But what then? After all that, what’s the point? What now? Because since that miracle, people haven’t been dying at any slower a rate. Since then, people still die, and people still grieve. Many of you have known grief that is no less than that widowed mother. What about you? What about us? And perhaps once we’ve heard this nice story, we begin to feel a little like those disciples on the road to Emmaus. With Jesus walking beside them, though they don’t recognize Him, they tell Him what had happened that weekend. About Jesus of Nazareth, a man, a prophet, mighty in words and works. We had hoped that He was the one who was going to redeem His people. We had hoped… Or maybe you begin to ask some questions, like John the Baptizer, sitting in prison where he would die. He sends messengers to Jesus to ask Him, “Are you the one who is to come, or should we wait for someone else?” Is Jesus the coming one? Has God really visited His people?
And Jesus sends those same messengers back: “Tell John what you have seen and heard: the blind see, the deaf hear, the lame walk, the poor have good news preached to them, and the dead are raised.” There we see what Jesus is really doing. In the middle of the very good work of giving the son back to his mother, or—as we heard last week—the servant back to the centurion, Jesus is doing something far bigger. Or, rather, He is doing in miniature what He came to do completely. He is healing, and raising, and preaching to a few so that all might hear, and be healed, and be raised. Because He is on His own funeral procession, and He will let no one put a stop to it. He is going to the cross, and when He dies there, in the presence of His weeping mother, the question hangs in the dead air: Is He the coming one? Has God visited His people? We had hoped… And then God gives once and for all His answer, when He raises His Son from the dead, and gives Him back, not only to His mother, but to all people, all the grieving, all the weeping. He becomes helpless in the face of death so that He can put an end to it once and for all. How foolish and slow you are, He says to those disciples after His resurrection, to believe all that the prophets have spoken! Isn’t it necessary for the Son of Man to suffer these things and enter into His glory?
Blessed is the Lord, the God of Israel, because He has visited His people and worked redemption for them (1:68)! Because of the compassionate mercy of our God, the sunrise from on high has visited us (1:78)! The sun dawned from on high, went into the ground, and rose up on the third day. Blessed indeed, are you who mourn now, because you will laugh. Blessed are the dead who die in the Lord from now on, because Jesus will say to them, “I say to you, rise up!” He didn’t come to resuscitate a few bodies, and dry a few tears. He came to raise all the dead, put an end to the seemingly eternal funeral procession of all people, and to wipe away tears from every eye. While your bodies are dying, while my body is dying, even now, Jesus is giving you His eternal life in His own body and blood. You’ve already died with Him in baptism, and your life is hidden with Him in God. So that when you die, and sin is finally extinguished in your flesh, then Jesus can say, “Rise up!” And you will. And He will forever put an end to the cause of weeping and mourning; He will wipe every tear from every eye; He will swallow up death forever, and you will wake up with Him in a new creation where sin, death, graves, and funerals are no more. Blessed are you who weep now, because He will say, “Stop weeping,” and you will laugh with joy in the resurrection. Blessed are you who die in the Lord now, because He will say, “I say to you, rise up!” And you will.
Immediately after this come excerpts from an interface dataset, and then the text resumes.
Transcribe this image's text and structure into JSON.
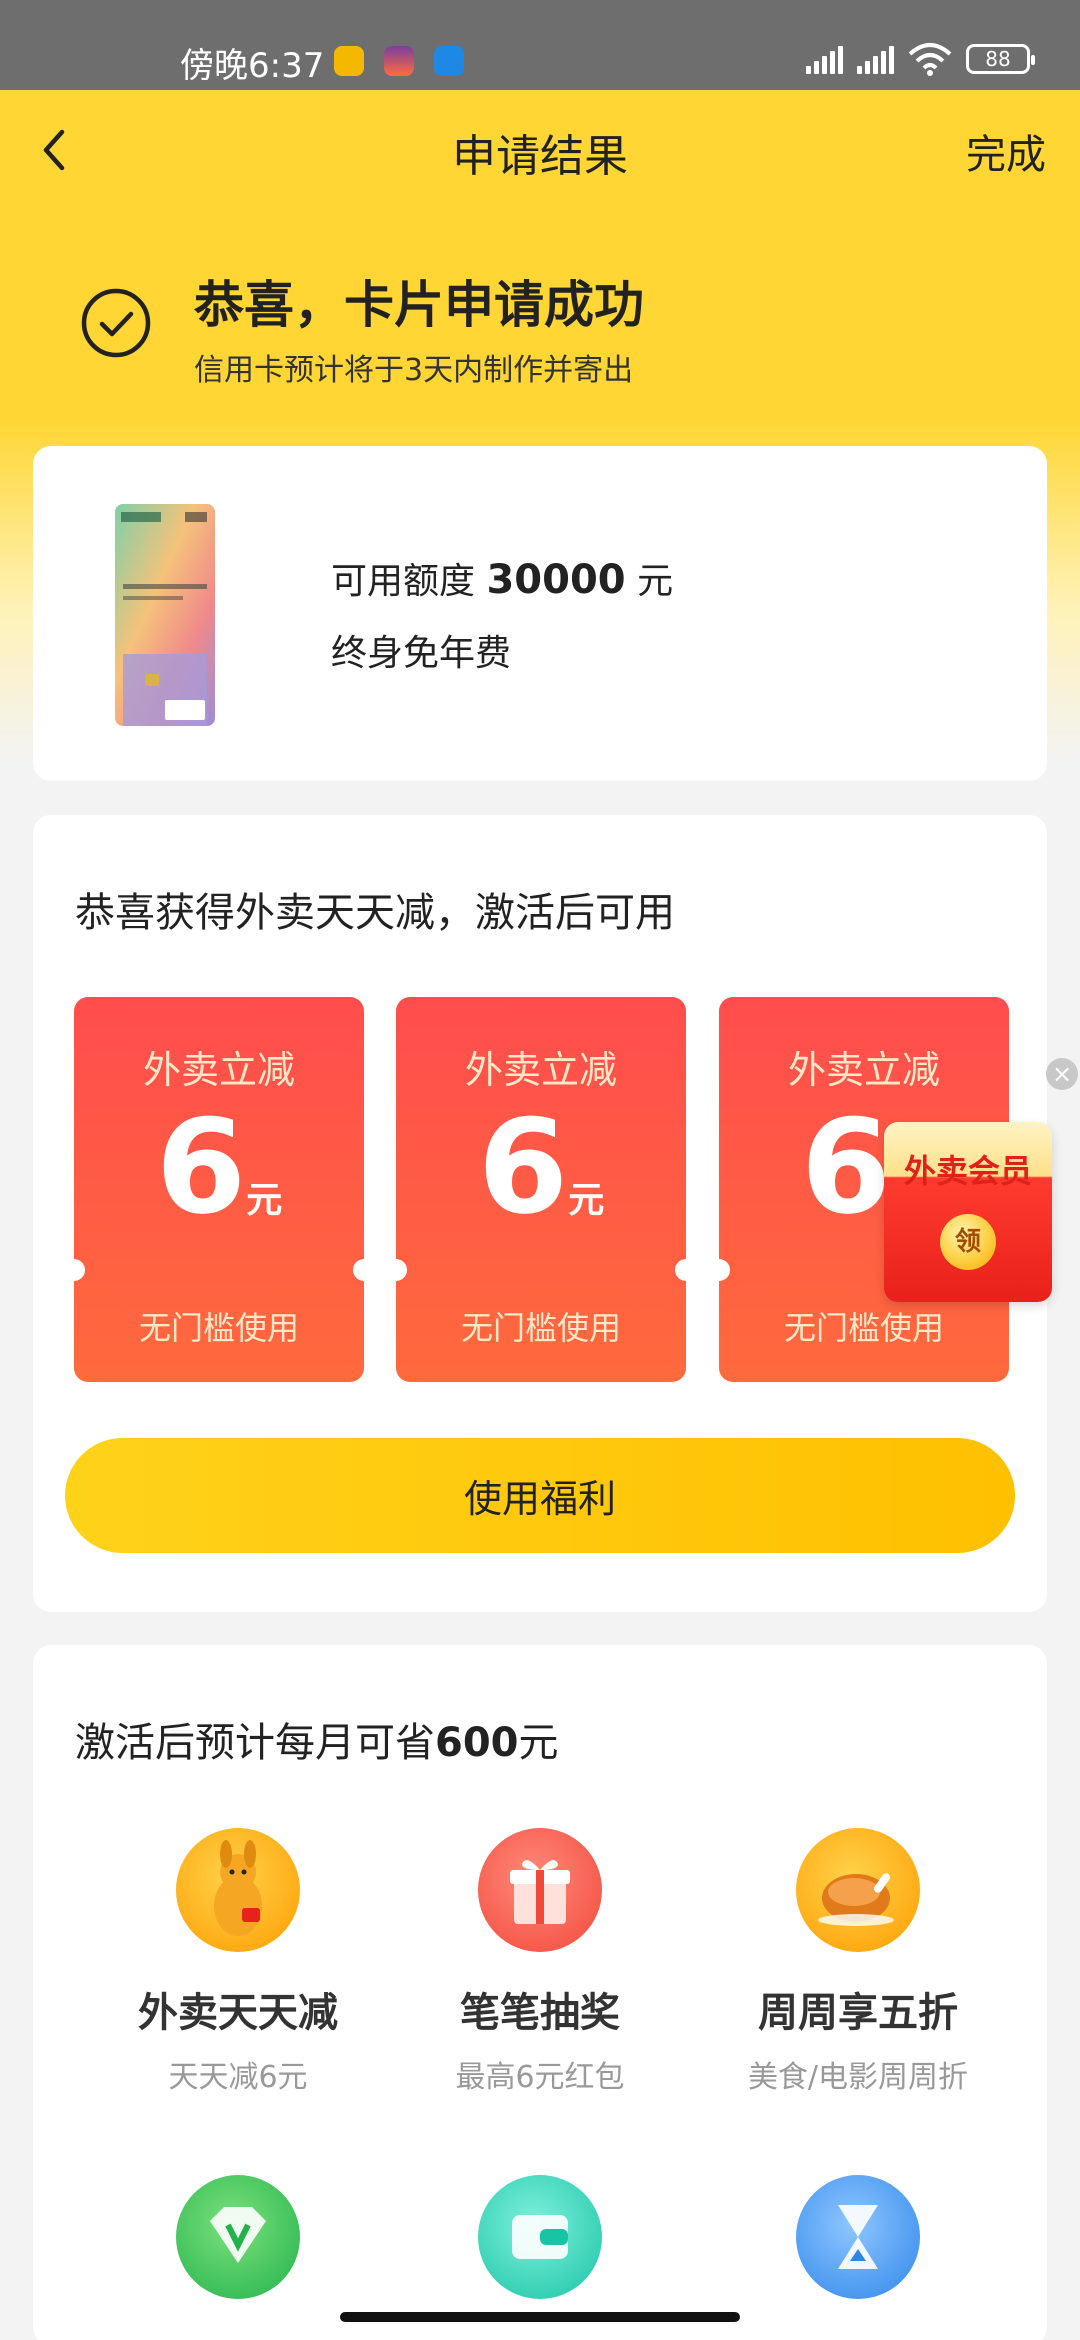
{
  "status_bar": {
    "time": "傍晚6:37",
    "battery": "88"
  },
  "nav": {
    "title": "申请结果",
    "done_label": "完成"
  },
  "success": {
    "title": "恭喜，卡片申请成功",
    "subtitle": "信用卡预计将于3天内制作并寄出"
  },
  "card_info": {
    "limit_prefix": "可用额度",
    "limit_amount": "30000",
    "limit_unit": "元",
    "fee_text": "终身免年费"
  },
  "coupons": {
    "title": "恭喜获得外卖天天减，激活后可用",
    "items": [
      {
        "label": "外卖立减",
        "amount": "6",
        "unit": "元",
        "condition": "无门槛使用"
      },
      {
        "label": "外卖立减",
        "amount": "6",
        "unit": "元",
        "condition": "无门槛使用"
      },
      {
        "label": "外卖立减",
        "amount": "6",
        "unit": "元",
        "condition": "无门槛使用"
      }
    ],
    "button_label": "使用福利"
  },
  "float_ad": {
    "label": "外卖会员",
    "coin_text": "领"
  },
  "savings": {
    "title_prefix": "激活后预计每月可省",
    "title_amount": "600",
    "title_suffix": "元",
    "items": [
      {
        "title": "外卖天天减",
        "subtitle": "天天减6元",
        "icon": "kangaroo-icon"
      },
      {
        "title": "笔笔抽奖",
        "subtitle": "最高6元红包",
        "icon": "gift-icon"
      },
      {
        "title": "周周享五折",
        "subtitle": "美食/电影周周折",
        "icon": "roast-chicken-icon"
      }
    ],
    "more_icons": [
      "diamond-icon",
      "wallet-icon",
      "hourglass-icon"
    ]
  },
  "colors": {
    "brand_yellow": "#ffd633",
    "coupon_red": "#ff4d4d",
    "button_yellow": "#ffc000"
  }
}
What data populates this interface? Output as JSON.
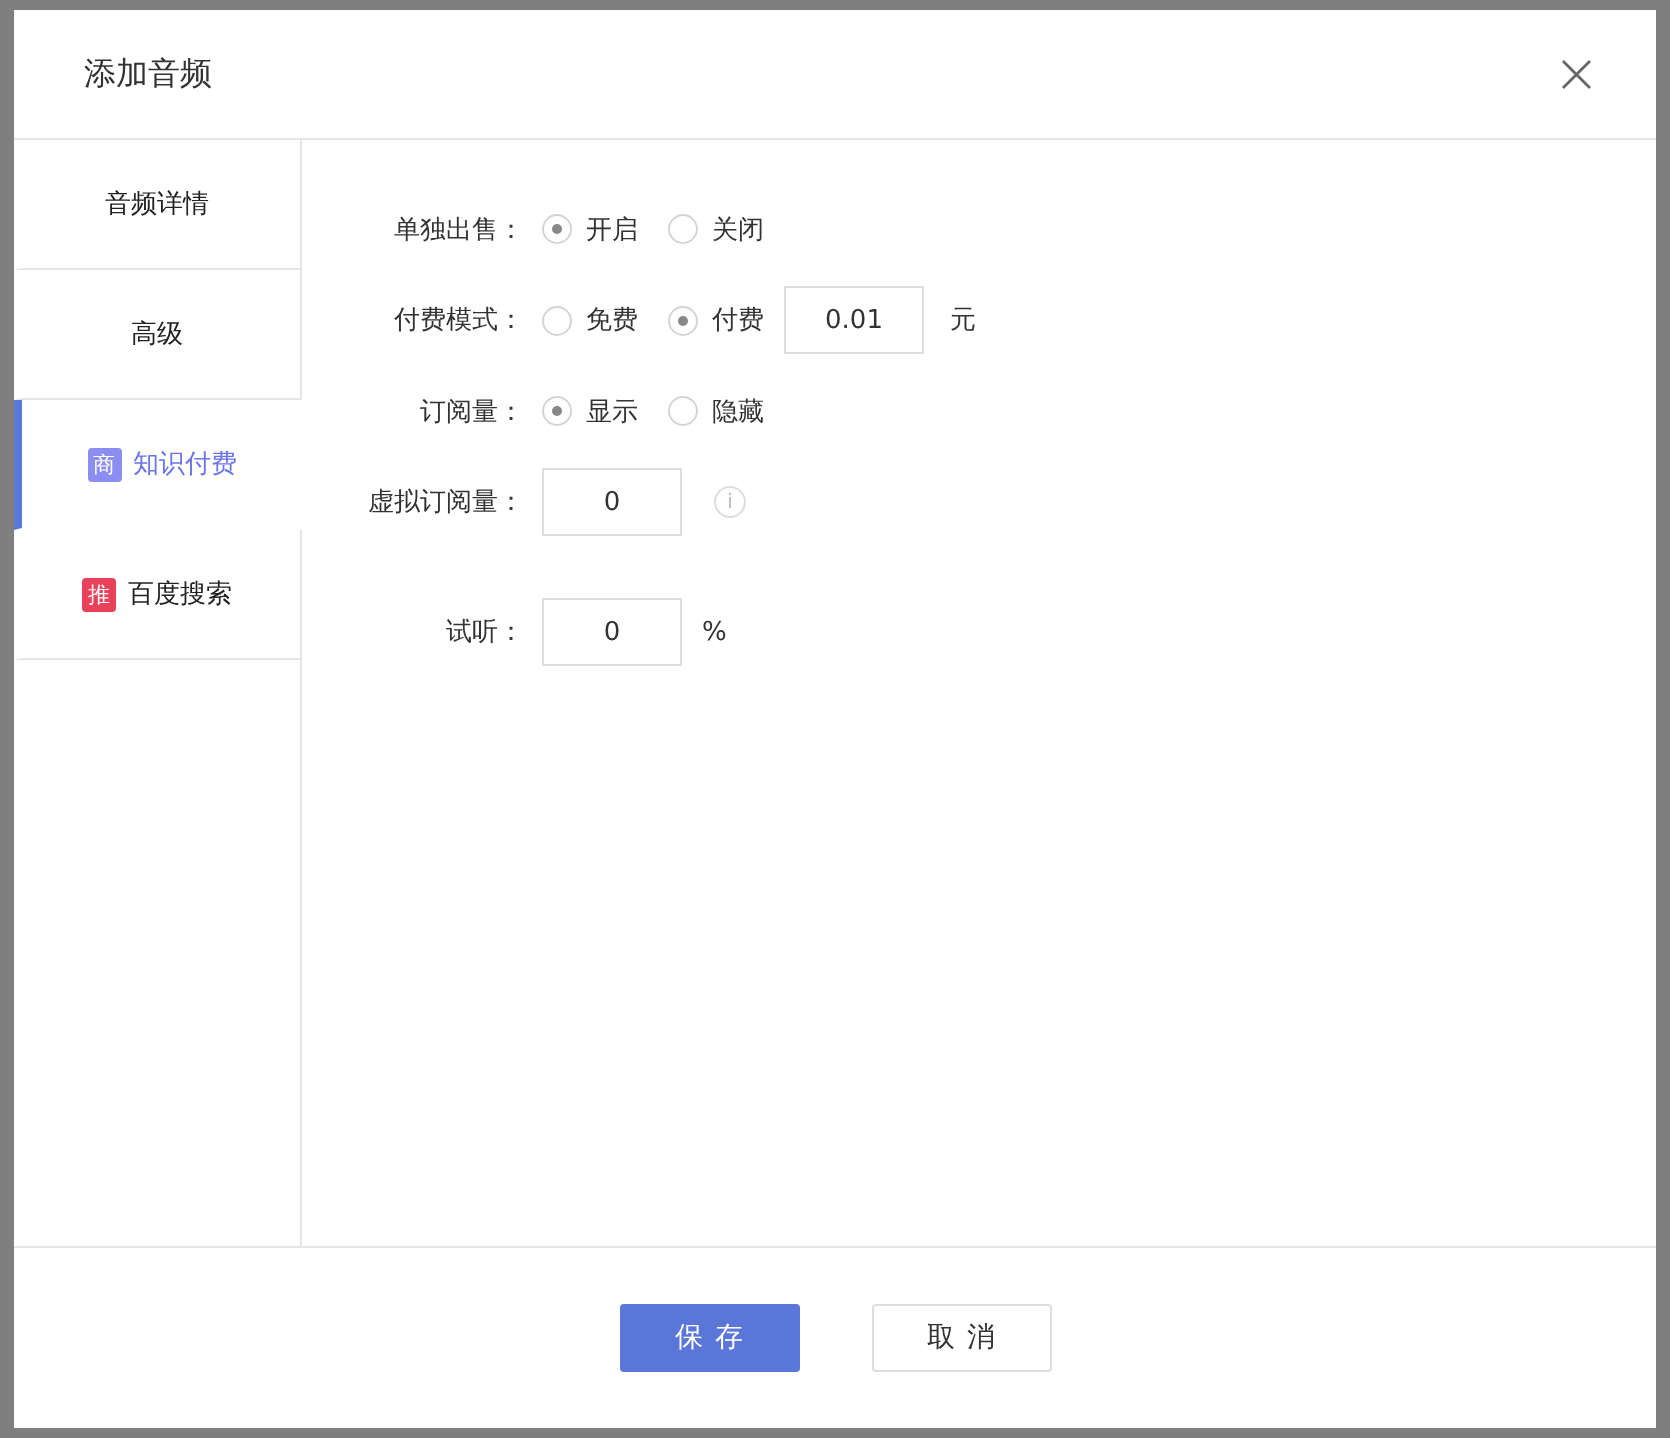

In the Name of the Father and of the Son and of the Holy Spirit. Amen. “And the peace of God, which surpasses all understanding, will guard your hearts and your minds in Christ Jesus” (Philippians 4:7).
– Pr. Timothy Winterstein, 6/4/16